(Dataset excerpts)
* * * * *

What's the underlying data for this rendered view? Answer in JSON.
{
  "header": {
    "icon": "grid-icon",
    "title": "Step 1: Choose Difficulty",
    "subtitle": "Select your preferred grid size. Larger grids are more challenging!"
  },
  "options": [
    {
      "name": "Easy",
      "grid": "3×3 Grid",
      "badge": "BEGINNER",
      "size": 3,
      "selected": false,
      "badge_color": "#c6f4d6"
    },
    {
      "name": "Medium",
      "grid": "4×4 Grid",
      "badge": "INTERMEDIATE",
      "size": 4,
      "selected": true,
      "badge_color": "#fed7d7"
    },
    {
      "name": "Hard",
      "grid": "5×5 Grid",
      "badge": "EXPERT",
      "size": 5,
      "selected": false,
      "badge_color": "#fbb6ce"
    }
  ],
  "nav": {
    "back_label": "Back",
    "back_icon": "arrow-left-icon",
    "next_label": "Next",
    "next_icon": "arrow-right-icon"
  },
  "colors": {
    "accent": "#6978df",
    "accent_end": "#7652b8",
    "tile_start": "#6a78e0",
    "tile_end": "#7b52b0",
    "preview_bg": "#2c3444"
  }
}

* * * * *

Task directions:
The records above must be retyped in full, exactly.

Exercise response:
What's the underlying data for this rendered view? Answer in JSON.
{
  "header": {
    "icon": "grid-icon",
    "title": "Step 1: Choose Difficulty",
    "subtitle": "Select your preferred grid size. Larger grids are more challenging!"
  },
  "options": [
    {
      "name": "Easy",
      "grid": "3×3 Grid",
      "badge": "BEGINNER",
      "size": 3,
      "selected": false,
      "badge_color": "#c6f4d6"
    },
    {
      "name": "Medium",
      "grid": "4×4 Grid",
      "badge": "INTERMEDIATE",
      "size": 4,
      "selected": true,
      "badge_color": "#fed7d7"
    },
    {
      "name": "Hard",
      "grid": "5×5 Grid",
      "badge": "EXPERT",
      "size": 5,
      "selected": false,
      "badge_color": "#fbb6ce"
    }
  ],
  "nav": {
    "back_label": "Back",
    "back_icon": "arrow-left-icon",
    "next_label": "Next",
    "next_icon": "arrow-right-icon"
  },
  "colors": {
    "accent": "#6978df",
    "accent_end": "#7652b8",
    "tile_start": "#6a78e0",
    "tile_end": "#7b52b0",
    "preview_bg": "#2c3444"
  }
}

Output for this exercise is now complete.